* _Source information_:

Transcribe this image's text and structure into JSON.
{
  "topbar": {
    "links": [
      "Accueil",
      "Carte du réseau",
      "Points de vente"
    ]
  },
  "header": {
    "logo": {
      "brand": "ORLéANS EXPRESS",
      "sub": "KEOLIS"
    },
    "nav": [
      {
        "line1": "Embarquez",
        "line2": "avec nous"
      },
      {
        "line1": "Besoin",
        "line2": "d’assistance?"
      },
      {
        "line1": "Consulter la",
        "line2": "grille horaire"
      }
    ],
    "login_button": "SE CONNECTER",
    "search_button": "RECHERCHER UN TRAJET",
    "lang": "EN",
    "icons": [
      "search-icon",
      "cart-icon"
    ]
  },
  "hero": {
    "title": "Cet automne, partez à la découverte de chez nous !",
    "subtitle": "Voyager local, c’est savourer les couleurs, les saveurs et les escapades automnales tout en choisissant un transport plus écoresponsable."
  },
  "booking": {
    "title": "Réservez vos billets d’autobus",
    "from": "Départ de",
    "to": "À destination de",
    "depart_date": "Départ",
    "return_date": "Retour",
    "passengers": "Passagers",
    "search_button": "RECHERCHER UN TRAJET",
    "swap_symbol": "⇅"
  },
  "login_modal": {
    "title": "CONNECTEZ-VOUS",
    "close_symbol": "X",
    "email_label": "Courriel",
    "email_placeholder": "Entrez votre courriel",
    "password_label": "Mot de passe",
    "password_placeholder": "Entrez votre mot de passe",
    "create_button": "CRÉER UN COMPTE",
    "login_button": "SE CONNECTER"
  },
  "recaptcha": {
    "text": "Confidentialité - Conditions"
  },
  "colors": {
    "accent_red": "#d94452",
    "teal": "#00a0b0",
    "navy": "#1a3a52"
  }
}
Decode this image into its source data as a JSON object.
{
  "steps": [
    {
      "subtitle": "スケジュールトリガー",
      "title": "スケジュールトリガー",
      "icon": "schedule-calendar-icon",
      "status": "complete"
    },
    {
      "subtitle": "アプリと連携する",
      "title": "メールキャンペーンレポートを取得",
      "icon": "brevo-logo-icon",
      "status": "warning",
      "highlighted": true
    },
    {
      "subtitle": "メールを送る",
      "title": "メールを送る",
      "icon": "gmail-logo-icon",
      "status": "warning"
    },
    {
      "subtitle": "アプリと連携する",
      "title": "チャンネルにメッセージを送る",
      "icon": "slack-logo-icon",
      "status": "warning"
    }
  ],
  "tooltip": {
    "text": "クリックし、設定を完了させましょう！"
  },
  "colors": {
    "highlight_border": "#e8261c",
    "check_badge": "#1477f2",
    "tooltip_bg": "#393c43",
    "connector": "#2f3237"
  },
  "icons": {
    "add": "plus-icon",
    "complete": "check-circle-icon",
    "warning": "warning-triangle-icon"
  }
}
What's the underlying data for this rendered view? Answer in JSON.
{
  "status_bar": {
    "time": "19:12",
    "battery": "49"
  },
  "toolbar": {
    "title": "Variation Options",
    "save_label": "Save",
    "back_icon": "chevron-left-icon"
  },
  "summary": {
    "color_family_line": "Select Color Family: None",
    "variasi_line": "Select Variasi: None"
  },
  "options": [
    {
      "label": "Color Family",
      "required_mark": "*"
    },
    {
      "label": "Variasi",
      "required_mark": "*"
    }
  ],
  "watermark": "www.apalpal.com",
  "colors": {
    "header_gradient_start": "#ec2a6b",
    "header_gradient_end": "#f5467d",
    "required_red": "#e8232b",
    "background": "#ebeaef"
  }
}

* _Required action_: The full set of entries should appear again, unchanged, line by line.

* _Final answer_:
Transcribe this image's text and structure into JSON.
{
  "topbar": {
    "links": [
      "Accueil",
      "Carte du réseau",
      "Points de vente"
    ]
  },
  "header": {
    "logo": {
      "brand": "ORLéANS EXPRESS",
      "sub": "KEOLIS"
    },
    "nav": [
      {
        "line1": "Embarquez",
        "line2": "avec nous"
      },
      {
        "line1": "Besoin",
        "line2": "d’assistance?"
      },
      {
        "line1": "Consulter la",
        "line2": "grille horaire"
      }
    ],
    "login_button": "SE CONNECTER",
    "search_button": "RECHERCHER UN TRAJET",
    "lang": "EN",
    "icons": [
      "search-icon",
      "cart-icon"
    ]
  },
  "hero": {
    "title": "Cet automne, partez à la découverte de chez nous !",
    "subtitle": "Voyager local, c’est savourer les couleurs, les saveurs et les escapades automnales tout en choisissant un transport plus écoresponsable."
  },
  "booking": {
    "title": "Réservez vos billets d’autobus",
    "from": "Départ de",
    "to": "À destination de",
    "depart_date": "Départ",
    "return_date": "Retour",
    "passengers": "Passagers",
    "search_button": "RECHERCHER UN TRAJET",
    "swap_symbol": "⇅"
  },
  "login_modal": {
    "title": "CONNECTEZ-VOUS",
    "close_symbol": "X",
    "email_label": "Courriel",
    "email_placeholder": "Entrez votre courriel",
    "password_label": "Mot de passe",
    "password_placeholder": "Entrez votre mot de passe",
    "create_button": "CRÉER UN COMPTE",
    "login_button": "SE CONNECTER"
  },
  "recaptcha": {
    "text": "Confidentialité - Conditions"
  },
  "colors": {
    "accent_red": "#d94452",
    "teal": "#00a0b0",
    "navy": "#1a3a52"
  }
}
Decode this image into its source data as a JSON object.
{
  "steps": [
    {
      "subtitle": "スケジュールトリガー",
      "title": "スケジュールトリガー",
      "icon": "schedule-calendar-icon",
      "status": "complete"
    },
    {
      "subtitle": "アプリと連携する",
      "title": "メールキャンペーンレポートを取得",
      "icon": "brevo-logo-icon",
      "status": "warning",
      "highlighted": true
    },
    {
      "subtitle": "メールを送る",
      "title": "メールを送る",
      "icon": "gmail-logo-icon",
      "status": "warning"
    },
    {
      "subtitle": "アプリと連携する",
      "title": "チャンネルにメッセージを送る",
      "icon": "slack-logo-icon",
      "status": "warning"
    }
  ],
  "tooltip": {
    "text": "クリックし、設定を完了させましょう！"
  },
  "colors": {
    "highlight_border": "#e8261c",
    "check_badge": "#1477f2",
    "tooltip_bg": "#393c43",
    "connector": "#2f3237"
  },
  "icons": {
    "add": "plus-icon",
    "complete": "check-circle-icon",
    "warning": "warning-triangle-icon"
  }
}
What's the underlying data for this rendered view? Answer in JSON.
{
  "status_bar": {
    "time": "19:12",
    "battery": "49"
  },
  "toolbar": {
    "title": "Variation Options",
    "save_label": "Save",
    "back_icon": "chevron-left-icon"
  },
  "summary": {
    "color_family_line": "Select Color Family: None",
    "variasi_line": "Select Variasi: None"
  },
  "options": [
    {
      "label": "Color Family",
      "required_mark": "*"
    },
    {
      "label": "Variasi",
      "required_mark": "*"
    }
  ],
  "watermark": "www.apalpal.com",
  "colors": {
    "header_gradient_start": "#ec2a6b",
    "header_gradient_end": "#f5467d",
    "required_red": "#e8232b",
    "background": "#ebeaef"
  }
}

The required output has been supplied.